SUPPLIED RECORDS -
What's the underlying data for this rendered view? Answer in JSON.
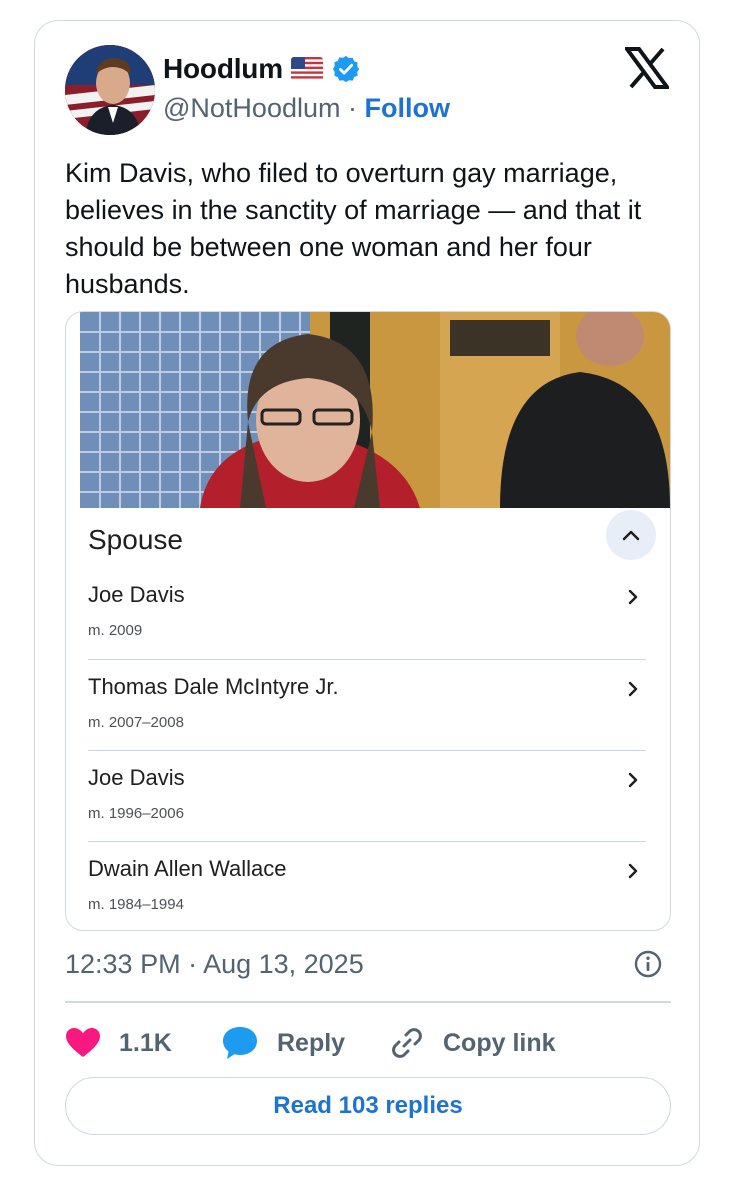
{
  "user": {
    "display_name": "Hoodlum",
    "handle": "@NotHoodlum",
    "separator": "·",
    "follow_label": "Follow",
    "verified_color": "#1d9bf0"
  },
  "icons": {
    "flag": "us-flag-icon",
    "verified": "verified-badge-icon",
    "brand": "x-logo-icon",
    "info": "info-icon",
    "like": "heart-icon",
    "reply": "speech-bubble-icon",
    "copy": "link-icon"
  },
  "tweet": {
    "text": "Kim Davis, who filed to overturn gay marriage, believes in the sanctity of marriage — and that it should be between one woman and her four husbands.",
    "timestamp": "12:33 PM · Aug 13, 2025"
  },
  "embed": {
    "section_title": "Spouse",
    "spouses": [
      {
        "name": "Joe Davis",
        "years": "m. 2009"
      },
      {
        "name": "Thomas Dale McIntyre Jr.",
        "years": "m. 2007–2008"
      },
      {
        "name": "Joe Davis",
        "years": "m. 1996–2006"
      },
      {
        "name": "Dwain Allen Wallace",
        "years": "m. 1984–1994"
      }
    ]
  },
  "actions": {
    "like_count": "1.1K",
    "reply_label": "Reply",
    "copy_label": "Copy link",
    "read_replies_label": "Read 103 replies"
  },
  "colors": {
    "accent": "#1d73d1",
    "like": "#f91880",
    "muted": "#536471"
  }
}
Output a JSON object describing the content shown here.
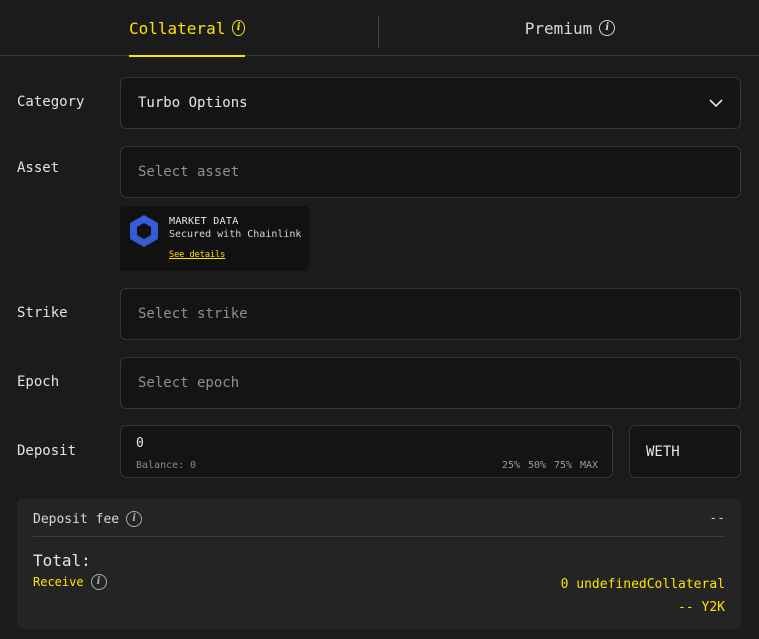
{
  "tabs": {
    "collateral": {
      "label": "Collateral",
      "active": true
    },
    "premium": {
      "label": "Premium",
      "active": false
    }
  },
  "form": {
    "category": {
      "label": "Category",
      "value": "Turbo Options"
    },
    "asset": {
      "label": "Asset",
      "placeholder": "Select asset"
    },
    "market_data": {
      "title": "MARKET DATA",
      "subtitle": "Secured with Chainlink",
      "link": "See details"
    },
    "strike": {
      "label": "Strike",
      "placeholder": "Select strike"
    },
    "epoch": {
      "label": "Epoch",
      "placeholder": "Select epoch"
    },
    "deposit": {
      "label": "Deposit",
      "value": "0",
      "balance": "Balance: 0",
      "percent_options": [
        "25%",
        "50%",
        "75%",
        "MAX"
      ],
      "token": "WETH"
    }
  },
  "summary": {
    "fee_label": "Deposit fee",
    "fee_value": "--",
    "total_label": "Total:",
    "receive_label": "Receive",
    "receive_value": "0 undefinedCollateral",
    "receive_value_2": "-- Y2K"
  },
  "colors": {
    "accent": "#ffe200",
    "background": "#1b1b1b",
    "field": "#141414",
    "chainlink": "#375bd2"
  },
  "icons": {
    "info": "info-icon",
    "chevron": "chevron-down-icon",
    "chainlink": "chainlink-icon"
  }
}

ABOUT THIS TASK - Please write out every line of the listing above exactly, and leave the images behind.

WRITTEN SOLUTION -
What's the underlying data for this rendered view? Answer in JSON.
{
  "user": {
    "display_name": "Hoodlum",
    "handle": "@NotHoodlum",
    "separator": "·",
    "follow_label": "Follow",
    "verified_color": "#1d9bf0"
  },
  "icons": {
    "flag": "us-flag-icon",
    "verified": "verified-badge-icon",
    "brand": "x-logo-icon",
    "info": "info-icon",
    "like": "heart-icon",
    "reply": "speech-bubble-icon",
    "copy": "link-icon"
  },
  "tweet": {
    "text": "Kim Davis, who filed to overturn gay marriage, believes in the sanctity of marriage — and that it should be between one woman and her four husbands.",
    "timestamp": "12:33 PM · Aug 13, 2025"
  },
  "embed": {
    "section_title": "Spouse",
    "spouses": [
      {
        "name": "Joe Davis",
        "years": "m. 2009"
      },
      {
        "name": "Thomas Dale McIntyre Jr.",
        "years": "m. 2007–2008"
      },
      {
        "name": "Joe Davis",
        "years": "m. 1996–2006"
      },
      {
        "name": "Dwain Allen Wallace",
        "years": "m. 1984–1994"
      }
    ]
  },
  "actions": {
    "like_count": "1.1K",
    "reply_label": "Reply",
    "copy_label": "Copy link",
    "read_replies_label": "Read 103 replies"
  },
  "colors": {
    "accent": "#1d73d1",
    "like": "#f91880",
    "muted": "#536471"
  }
}
Output a JSON object describing the content shown here.
{
  "tabs": {
    "collateral": {
      "label": "Collateral",
      "active": true
    },
    "premium": {
      "label": "Premium",
      "active": false
    }
  },
  "form": {
    "category": {
      "label": "Category",
      "value": "Turbo Options"
    },
    "asset": {
      "label": "Asset",
      "placeholder": "Select asset"
    },
    "market_data": {
      "title": "MARKET DATA",
      "subtitle": "Secured with Chainlink",
      "link": "See details"
    },
    "strike": {
      "label": "Strike",
      "placeholder": "Select strike"
    },
    "epoch": {
      "label": "Epoch",
      "placeholder": "Select epoch"
    },
    "deposit": {
      "label": "Deposit",
      "value": "0",
      "balance": "Balance: 0",
      "percent_options": [
        "25%",
        "50%",
        "75%",
        "MAX"
      ],
      "token": "WETH"
    }
  },
  "summary": {
    "fee_label": "Deposit fee",
    "fee_value": "--",
    "total_label": "Total:",
    "receive_label": "Receive",
    "receive_value": "0 undefinedCollateral",
    "receive_value_2": "-- Y2K"
  },
  "colors": {
    "accent": "#ffe200",
    "background": "#1b1b1b",
    "field": "#141414",
    "chainlink": "#375bd2"
  },
  "icons": {
    "info": "info-icon",
    "chevron": "chevron-down-icon",
    "chainlink": "chainlink-icon"
  }
}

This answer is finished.